The followed her into the flat where Campbell said they found “a very pale, almost lifeless child laying on her front wearing only a nappy.”


He continued: “Her breathing was very shallow; if we didn’t intervene straight away it was a cardiac arrest situation.”

Ms Durkin described Star as laying “on her front on the floor, very grey and waxy, not moving, wearing just a nappy.”

"I knew she was gravely ill and we needed to move quickly," she said.

Campbell said that less than a minute after their arrival, he picked Star up to take her to the ambulance and had to tell Smith to attend.

“She took her time getting ready, gathering a coat and phone,” he said. “There was no rush or panic, she didn’t seem emotional.”

Durkin agreed neither Smith nor Brockhill showed any sense of urgency in leaving the flat.

Star Hobson Star Hobson

In the ambulance, the toddler was unresponsive. The responders couldn't find a heartbeat and Star began vomiting "massive amounts of sick".

Durkin, who has 12 years' experience as a paramedic, said the sick had “the texture of runny Weetabix” and “just kept coming”.

Campbell said it continued as he began CPR on Star, coming from “her mouth, nose and a small amount from her eyes”.

Both responders said Brockhill told them she had done CPR by pressing on Star’s abdomen, which they said was the incorrect way to do it.

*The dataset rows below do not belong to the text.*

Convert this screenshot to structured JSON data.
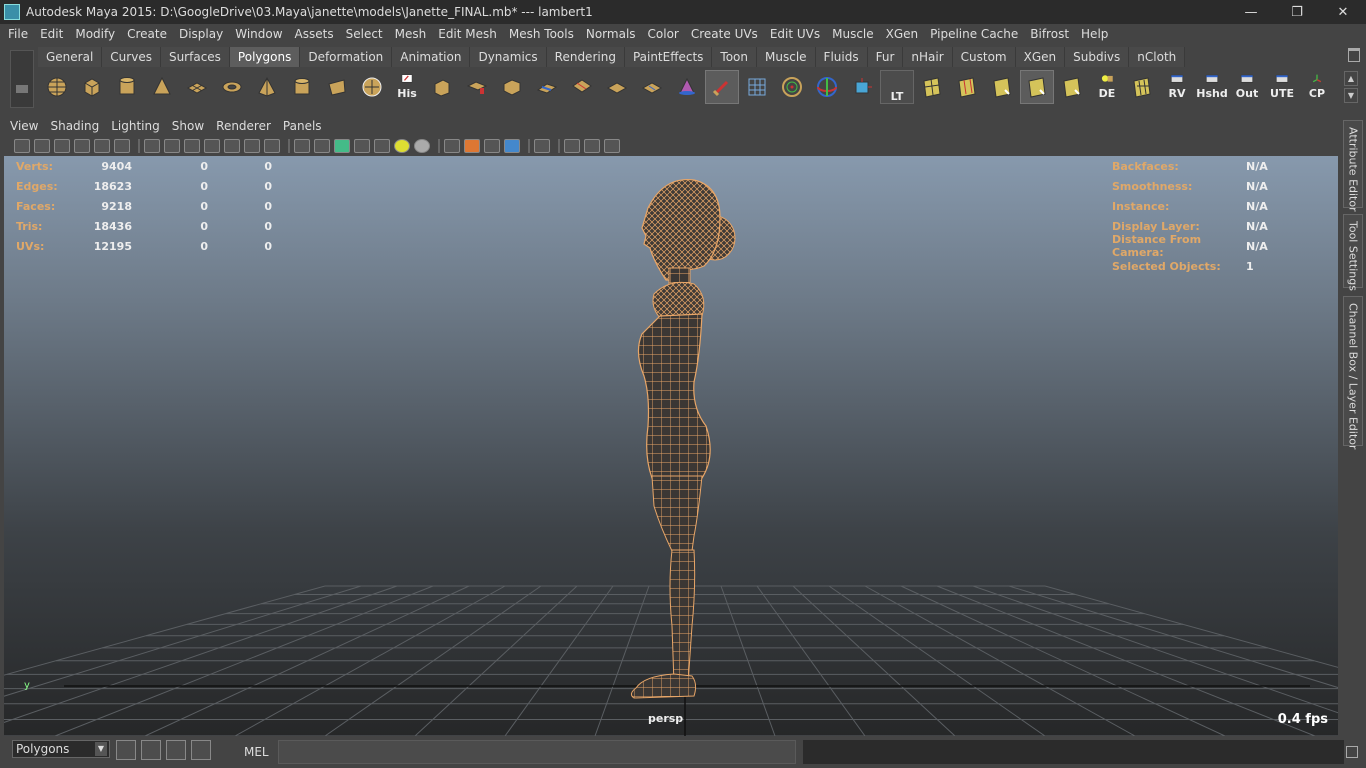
{
  "window": {
    "title": "Autodesk Maya 2015: D:\\GoogleDrive\\03.Maya\\janette\\models\\Janette_FINAL.mb*   ---   lambert1",
    "minimize": "—",
    "maximize": "❐",
    "close": "✕"
  },
  "menu": [
    "File",
    "Edit",
    "Modify",
    "Create",
    "Display",
    "Window",
    "Assets",
    "Select",
    "Mesh",
    "Edit Mesh",
    "Mesh Tools",
    "Normals",
    "Color",
    "Create UVs",
    "Edit UVs",
    "Muscle",
    "XGen",
    "Pipeline Cache",
    "Bifrost",
    "Help"
  ],
  "shelf": {
    "tabs": [
      "General",
      "Curves",
      "Surfaces",
      "Polygons",
      "Deformation",
      "Animation",
      "Dynamics",
      "Rendering",
      "PaintEffects",
      "Toon",
      "Muscle",
      "Fluids",
      "Fur",
      "nHair",
      "Custom",
      "XGen",
      "Subdivs",
      "nCloth"
    ],
    "active_tab": "Polygons",
    "labeled_icons": [
      "His",
      "LT",
      "DE",
      "RV",
      "Hshd",
      "Out",
      "UTE",
      "CP"
    ]
  },
  "panel_menu": [
    "View",
    "Shading",
    "Lighting",
    "Show",
    "Renderer",
    "Panels"
  ],
  "hud_left": [
    {
      "label": "Verts:",
      "value": "9404",
      "sel": "0",
      "uv": "0"
    },
    {
      "label": "Edges:",
      "value": "18623",
      "sel": "0",
      "uv": "0"
    },
    {
      "label": "Faces:",
      "value": "9218",
      "sel": "0",
      "uv": "0"
    },
    {
      "label": "Tris:",
      "value": "18436",
      "sel": "0",
      "uv": "0"
    },
    {
      "label": "UVs:",
      "value": "12195",
      "sel": "0",
      "uv": "0"
    }
  ],
  "hud_right": [
    {
      "label": "Backfaces:",
      "value": "N/A"
    },
    {
      "label": "Smoothness:",
      "value": "N/A"
    },
    {
      "label": "Instance:",
      "value": "N/A"
    },
    {
      "label": "Display Layer:",
      "value": "N/A"
    },
    {
      "label": "Distance From Camera:",
      "value": "N/A"
    },
    {
      "label": "Selected Objects:",
      "value": "1"
    }
  ],
  "camera": "persp",
  "fps": "0.4 fps",
  "axis_label": "y",
  "side_tabs": [
    "Attribute Editor",
    "Tool Settings",
    "Channel Box / Layer Editor"
  ],
  "cmdline": {
    "mode": "Polygons",
    "mel": "MEL"
  },
  "colors": {
    "wire": "#e8a668",
    "hud_label": "#e0a868"
  }
}
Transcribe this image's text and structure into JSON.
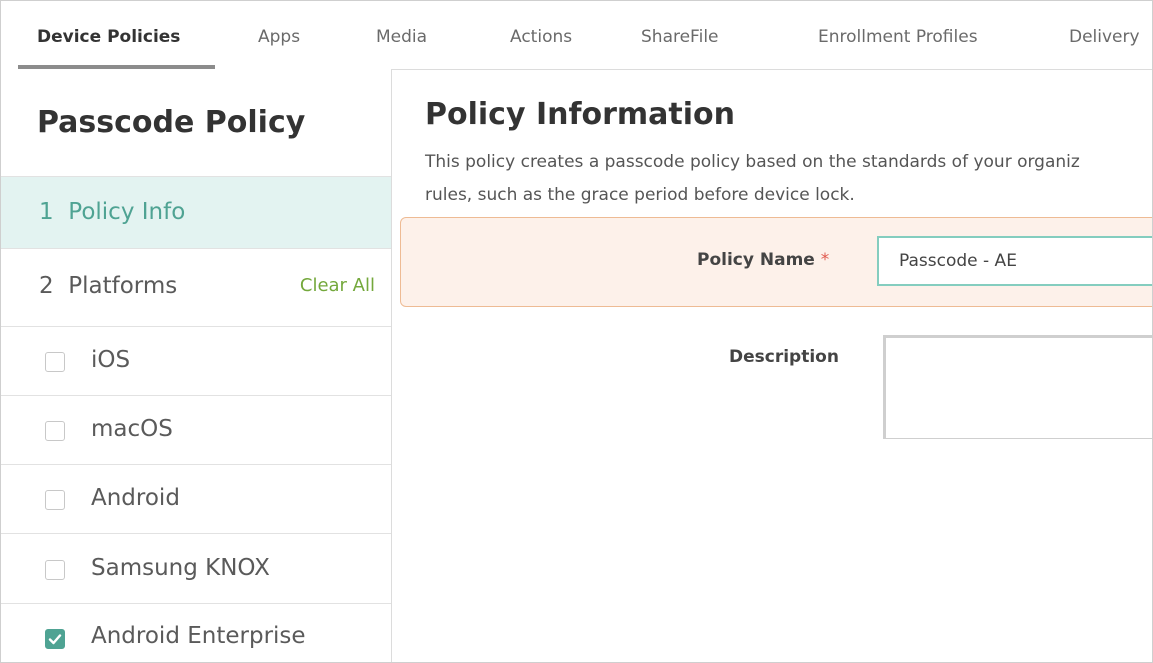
{
  "tabs": [
    {
      "label": "Device Policies",
      "active": true
    },
    {
      "label": "Apps"
    },
    {
      "label": "Media"
    },
    {
      "label": "Actions"
    },
    {
      "label": "ShareFile"
    },
    {
      "label": "Enrollment Profiles"
    },
    {
      "label": "Delivery"
    }
  ],
  "sidebar": {
    "title": "Passcode Policy",
    "steps": [
      {
        "number": "1",
        "label": "Policy Info",
        "active": true
      },
      {
        "number": "2",
        "label": "Platforms",
        "action": "Clear All"
      }
    ],
    "platforms": [
      {
        "label": "iOS",
        "checked": false
      },
      {
        "label": "macOS",
        "checked": false
      },
      {
        "label": "Android",
        "checked": false
      },
      {
        "label": "Samsung KNOX",
        "checked": false
      },
      {
        "label": "Android Enterprise",
        "checked": true
      }
    ]
  },
  "main": {
    "title": "Policy Information",
    "description": "This policy creates a passcode policy based on the standards of your organiz rules, such as the grace period before device lock.",
    "description_line1": "This policy creates a passcode policy based on the standards of your organiz",
    "description_line2": "rules, such as the grace period before device lock.",
    "policy_name_label": "Policy Name",
    "required_mark": "*",
    "policy_name_value": "Passcode  - AE",
    "description_label": "Description",
    "description_value": ""
  },
  "colors": {
    "accent": "#4fa393",
    "clear_all": "#74a83c",
    "required": "#e05a4f",
    "highlight_band": "#fdf1ea"
  }
}
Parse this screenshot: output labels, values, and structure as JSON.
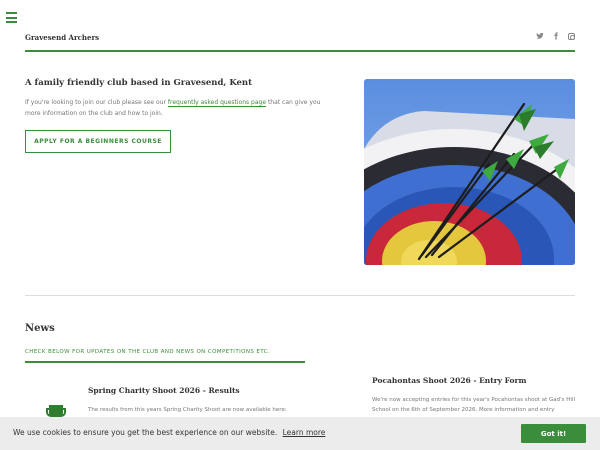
{
  "header": {
    "site_title": "Gravesend Archers",
    "social": [
      "twitter-icon",
      "facebook-icon",
      "instagram-icon"
    ]
  },
  "hero": {
    "title": "A family friendly club based in Gravesend, Kent",
    "text_before": "If you're looking to join our club please see our",
    "link_label": "frequently asked questions page",
    "text_after": "that can give you more information on the club and how to join.",
    "cta_label": "APPLY FOR A BEGINNERS COURSE"
  },
  "news": {
    "title": "News",
    "subtitle": "CHECK BELOW FOR UPDATES ON THE CLUB AND NEWS ON COMPETITIONS ETC.",
    "posts": [
      {
        "title": "Spring Charity Shoot 2026 - Results",
        "excerpt": "The results from this years Spring Charity Shoot are now available here:"
      },
      {
        "title": "Pocahontas Shoot 2026 - Entry Form",
        "excerpt": "We're now accepting entries for this year's Pocahontas shoot at Gad's Hill School on the 6th of September 2026. More information and entry"
      }
    ]
  },
  "cookie": {
    "message": "We use cookies to ensure you get the best experience on our website.",
    "learn_more": "Learn more",
    "accept": "Got it!"
  },
  "colors": {
    "accent": "#3a8d3a",
    "cookie_bg": "#ececec"
  }
}
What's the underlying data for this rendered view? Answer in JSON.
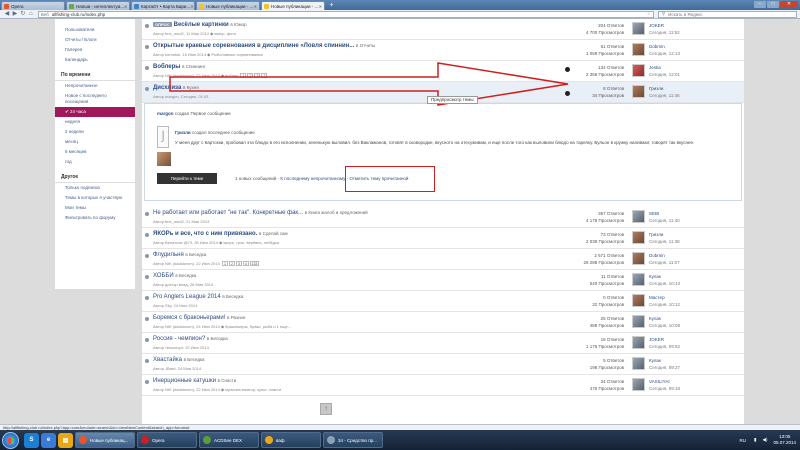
{
  "browser": {
    "tabs": [
      {
        "label": "Opera",
        "active": false
      },
      {
        "label": "Напша - интеллектуа...",
        "active": false
      },
      {
        "label": "КартаОт • Карта Бари...",
        "active": false
      },
      {
        "label": "Новые публикации - ...",
        "active": false
      },
      {
        "label": "Новые публикации - ...",
        "active": true
      }
    ],
    "url_prefix": "Веб",
    "url": "allfishing-club.ru/index.php",
    "search_placeholder": "Искать в Яндекс"
  },
  "sidebar": {
    "top_items": [
      "Пользователи",
      "Отчеты / Блоги",
      "Галерея",
      "Календарь"
    ],
    "section_time": "По времени",
    "time_items": [
      {
        "label": "Непрочитанное",
        "active": false
      },
      {
        "label": "Новое с последнего посещения",
        "active": false
      },
      {
        "label": "24 часа",
        "active": true
      },
      {
        "label": "неделя",
        "active": false
      },
      {
        "label": "2 недели",
        "active": false
      },
      {
        "label": "месяц",
        "active": false
      },
      {
        "label": "6 месяцев",
        "active": false
      },
      {
        "label": "год",
        "active": false
      }
    ],
    "section_other": "Другое",
    "other_items": [
      "Только подписка",
      "Темы в которых я участвую",
      "Мои темы",
      "Фильтровать по форуму"
    ]
  },
  "topics": [
    {
      "tag": "ОПРОС",
      "title": "Весёлые картинки",
      "forum": "в Юмор",
      "meta": "Автор text_mod2, 11 Мая 2014",
      "extra": "юмор, фото",
      "replies": "204 Ответов",
      "views": "4 700 Просмотров",
      "user": "JOKER",
      "time": "Сегодня, 11:52",
      "bold": true
    },
    {
      "tag": "",
      "title": "Открытые краевые соревнования в дисциплине «Ловля спиннин...",
      "forum": "в Отчеты",
      "meta": "Автор kornstok, 15 Июн 2014",
      "extra": "Рыболовные соревнования",
      "replies": "51 Ответов",
      "views": "1 059 Просмотров",
      "user": "Dobrnin",
      "time": "Сегодня, 12:13",
      "bold": true
    },
    {
      "tag": "",
      "title": "Воблеры",
      "forum": "в Спиннинг",
      "meta": "Автор NIK (dadukovm), 22 Июн 2014",
      "extra": "воблер",
      "pages": [
        "1",
        "2",
        "3",
        "7"
      ],
      "replies": "134 Ответов",
      "views": "2 356 Просмотров",
      "user": "Jeska",
      "time": "Сегодня, 12:01",
      "bold": true
    },
    {
      "tag": "",
      "title": "Дисхлиза",
      "forum": "в Кухня",
      "meta": "Автор margon, Сегодня, 01:03",
      "extra": "",
      "replies": "8 Ответов",
      "views": "34 Просмотров",
      "user": "Гризли",
      "time": "Сегодня, 11:45",
      "bold": true
    }
  ],
  "preview": {
    "starter_user": "margon",
    "starter_text": "создал Первое сообщение",
    "last_user": "Гризли",
    "last_text": "создал последнее сообщение",
    "body": "У меня друг с Картохки, пробовал эта блюдо в его исполнении, зеленькую выловил. без Ваклажанов, готовят в сковородке, вкусното на отесуживам, и еще после того как выловили блюдо на тарелку. Бульон в кружку наливают, говорят так вкуснее.",
    "go_button": "Перейти к теме",
    "new_messages": "1 новых сообщений",
    "last_unread": "К последнему непрочитанному",
    "mark_read": "Отметить тему прочитанной",
    "tooltip": "Предпросмотр темы"
  },
  "topics2": [
    {
      "title": "Не работает или работает \"не так\". Конкретные фак...",
      "forum": "в Книга жалоб и предложений",
      "meta": "Автор text_mod2, 21 Мая 2014",
      "replies": "367 Ответов",
      "views": "4 178 Просмотров",
      "user": "SEBI",
      "time": "Сегодня, 11:40",
      "bold": false
    },
    {
      "title": "ЯКОРь и все, что с ним привязано.",
      "forum": "в Сделай сам",
      "meta": "Автор Венатсов @73, 30 Июн 2014",
      "extra": "якорь, трос, верёвка, лебёдка",
      "replies": "73 Ответов",
      "views": "2 039 Просмотров",
      "user": "Гризли",
      "time": "Сегодня, 11:38",
      "bold": true
    },
    {
      "title": "Флудильня",
      "forum": "в Беседка",
      "meta": "Автор NIK (dadukovm), 22 Июн 2014",
      "pages": [
        "1",
        "2",
        "3",
        "4",
        "133"
      ],
      "replies": "2 671 Ответов",
      "views": "28 288 Просмотров",
      "user": "Dobrnin",
      "time": "Сегодня, 11:07",
      "bold": false
    },
    {
      "title": "ХОББИ",
      "forum": "в Беседка",
      "meta": "Автор доктор влад, 26 Мая 2014",
      "replies": "11 Ответов",
      "views": "540 Просмотров",
      "user": "Кулак",
      "time": "Сегодня, 10:43",
      "bold": false
    },
    {
      "title": "Pro Anglers League 2014",
      "forum": "в Беседка",
      "meta": "Автор Sky, 24 Июн 2014",
      "replies": "0 Ответов",
      "views": "32 Просмотров",
      "user": "Мастер",
      "time": "Сегодня, 10:12",
      "bold": false
    },
    {
      "title": "Боремся с браконьерами!",
      "forum": "в Разное",
      "meta": "Автор NIK (dadukovm), 24 Июн 2014",
      "extra": "браконьеры, браки, рыба и 1 еще...",
      "replies": "25 Ответов",
      "views": "488 Просмотров",
      "user": "Кулак",
      "time": "Сегодня, 10:08",
      "bold": false
    },
    {
      "title": "Россия - чемпион?",
      "forum": "в Беседка",
      "meta": "Автор телкспорт, 22 Июн 2014",
      "replies": "15 Ответов",
      "views": "1 176 Просмотров",
      "user": "JOKER",
      "time": "Сегодня, 09:52",
      "bold": false
    },
    {
      "title": "Хвастайка",
      "forum": "в Беседка",
      "meta": "Автор JBard, 24 Мая 2014",
      "replies": "5 Ответов",
      "views": "198 Просмотров",
      "user": "Кулак",
      "time": "Сегодня, 09:27",
      "bold": false
    },
    {
      "title": "Инерционные катушки",
      "forum": "в Снасти",
      "meta": "Автор NIK (dadukovm), 22 Июн 2014",
      "extra": "мультипликатор, культ, снасти",
      "replies": "34 Ответов",
      "views": "476 Просмотров",
      "user": "VASILIYAI",
      "time": "Сегодня, 09:18",
      "bold": false
    }
  ],
  "statusbar": "http://allfishing-club.ru/index.php?app=core&module=search&do=viewNewContent&search_app=forums#",
  "taskbar": {
    "windows": [
      {
        "label": "Новые публикац...",
        "active": true
      },
      {
        "label": "Opera",
        "active": false
      },
      {
        "label": "ACDSee DEX",
        "active": false
      },
      {
        "label": "ваф",
        "active": false
      },
      {
        "label": "34 - Средство пр...",
        "active": false
      }
    ],
    "lang": "RU",
    "time": "13:05",
    "date": "05.07.2014"
  },
  "colors": {
    "accent": "#a0185a",
    "link": "#2d4c84",
    "annotation": "#d11e1e"
  }
}
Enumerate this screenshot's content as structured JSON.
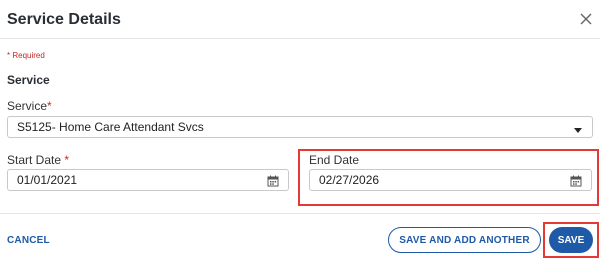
{
  "dialog": {
    "title": "Service Details",
    "required_note": "* Required",
    "section_title": "Service"
  },
  "service_field": {
    "label": "Service",
    "required_marker": "*",
    "value": "S5125- Home Care Attendant Svcs"
  },
  "start_date": {
    "label": "Start Date",
    "required_marker": "*",
    "value": "01/01/2021"
  },
  "end_date": {
    "label": "End Date",
    "value": "02/27/2026"
  },
  "footer": {
    "cancel_label": "CANCEL",
    "save_add_label": "SAVE AND ADD ANOTHER",
    "save_label": "SAVE"
  },
  "colors": {
    "primary": "#1e5aa8",
    "required_red": "#c62828",
    "highlight_red": "#e53935"
  },
  "icons": [
    "close-icon",
    "chevron-down-icon",
    "calendar-icon"
  ]
}
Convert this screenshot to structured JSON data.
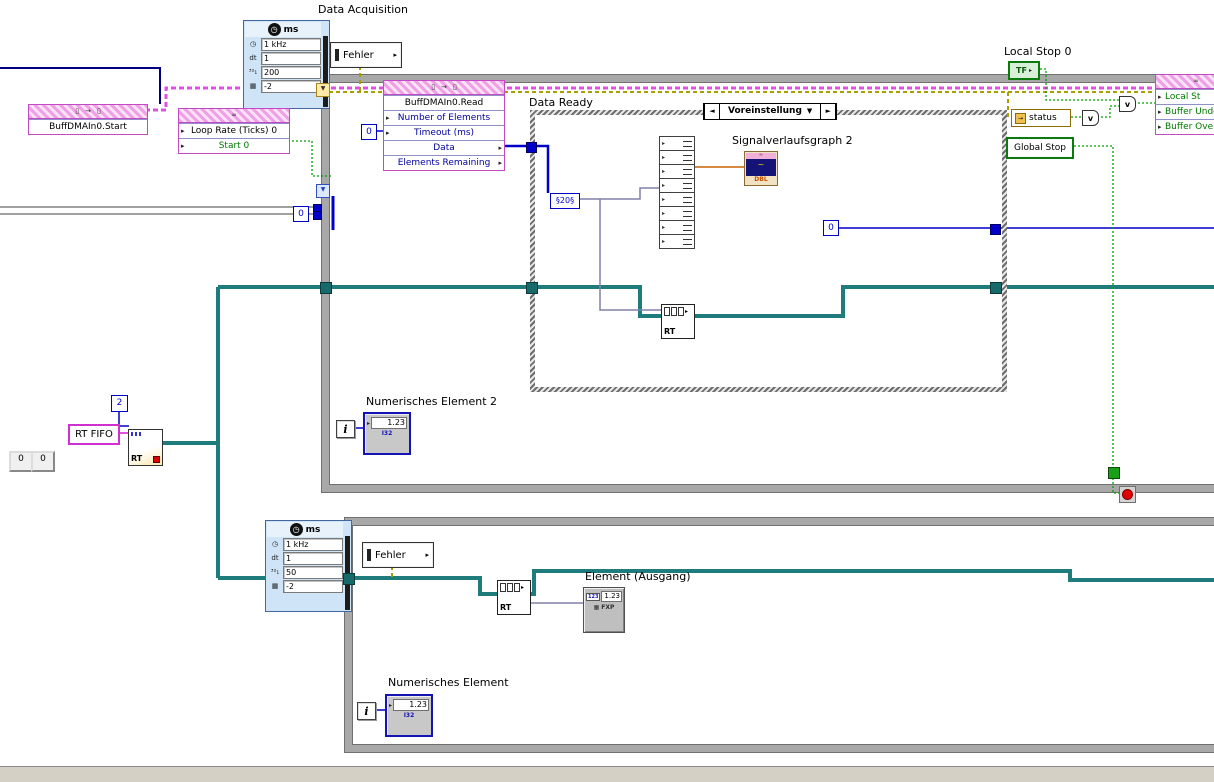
{
  "labels": {
    "data_acquisition": "Data Acquisition",
    "data_ready": "Data Ready",
    "signal_graph": "Signalverlaufsgraph 2",
    "numeric_element_2": "Numerisches Element 2",
    "numeric_element": "Numerisches Element",
    "element_output": "Element (Ausgang)",
    "local_stop_0": "Local Stop 0",
    "rt_fifo": "RT FIFO"
  },
  "timing1": {
    "unit": "ms",
    "source": "1 kHz",
    "dt_label": "dt",
    "dt_value": "1",
    "offset": "200",
    "priority": "-2"
  },
  "timing2": {
    "unit": "ms",
    "source": "1 kHz",
    "dt_label": "dt",
    "dt_value": "1",
    "offset": "50",
    "priority": "-2"
  },
  "dma_start": {
    "title": "BuffDMAIn0.Start"
  },
  "loop_rate": {
    "row1": "Loop Rate (Ticks) 0",
    "row2": "Start 0"
  },
  "dma_read": {
    "title": "BuffDMAIn0.Read",
    "in1": "Number of Elements",
    "in2": "Timeout (ms)",
    "out1": "Data",
    "out2": "Elements Remaining"
  },
  "case_structure": {
    "selector": "Voreinstellung"
  },
  "right_node": {
    "row1": "Local St",
    "row2": "Buffer Unde",
    "row3": "Buffer Ove"
  },
  "indicators": {
    "fehler": "Fehler",
    "status": "status",
    "global_stop": "Global Stop",
    "tf": "TF"
  },
  "fifo": {
    "rt": "RT"
  },
  "constants": {
    "two": "2",
    "zero": "0",
    "subset": "§20§"
  },
  "numeric": {
    "display": "1.23",
    "badge": "123",
    "type_fxp": "FXP",
    "type_i32": "I32",
    "type_dbl": "DBL"
  },
  "misc": {
    "iteration": "i",
    "or": "v"
  },
  "icons": {
    "clock": "◷",
    "i32_rep": "³²₁",
    "grid": "▦",
    "glasses": "∞",
    "page": "▯",
    "arrow": "→",
    "pointer_right": "▸",
    "tri_down": "▼",
    "sel_left": "◄",
    "sel_right": "►",
    "wave": "≈",
    "trace": "~"
  },
  "colors": {
    "teal_wire": "#1f7c7c",
    "pink_wire": "#e050e0",
    "green_wire": "#00a000",
    "error_wire": "#a8a000",
    "blue_wire": "#0000c8",
    "loop_border": "#a8a8a8"
  }
}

Durkin delivered a shot of adrenaline in an attempt to revive Star’s heart, but it failed to do so.

Campbell said it was only as they rushed to hospital that Smith grew emotional “as it became clear what was happening”.

Durkin added: "She began to scream and cry. She began to realise the gravity of the situation Star was in."

At the hospital, Smith had been on the phone while A&E staff tried to save her daughter, BBC News reports.


Joanne Goodman, a nurse at Airedale General Hospital in West Yorkshire, testified that Star was "dead on arrival" and that Smith had been behaving in an "unusual" way.

She said the mum didn't wish to hold her daughter, and instead kept stroking her face.

The nurse claimed Brockhill had also behaved strangely as well as aggressively, such as shouting loudly and waving her arms around. At one point, a doctor was called to calm her down, Goodman said.

Jurors heard that after Star had been pronounced dead, Brockhill asked the nurse to close the tot's eyes and put a nappy on her.

The court heard Smith had told the nurse she and Brockhill were in another room when they heard "a loud bang" come from the living room, where Star had playing with two other children, on the day of the toddler's death.

She claimed the mum had also told her Star had "vomited everywhere" prior to the arrival of paramedics at the couple's flat.

The court heard Smith described as "timid" and that the mum had feared she caused the toddler's death by "putting nail varnish on her nails" and not fully immunising her.

Prosecutor Alistair MacDonald previously said that Star "suffered a number of significant injuries at different times," such as fractures to the back of her head and to her right shin.

"Star had been repeatedly physically assaulted over the weeks and months before her death," he said.

If you have been affected by any of the details of this article, you can contact Women's Aid's 24 hour helpline on 1800 341 900 or Childline on 1800 66 66 66.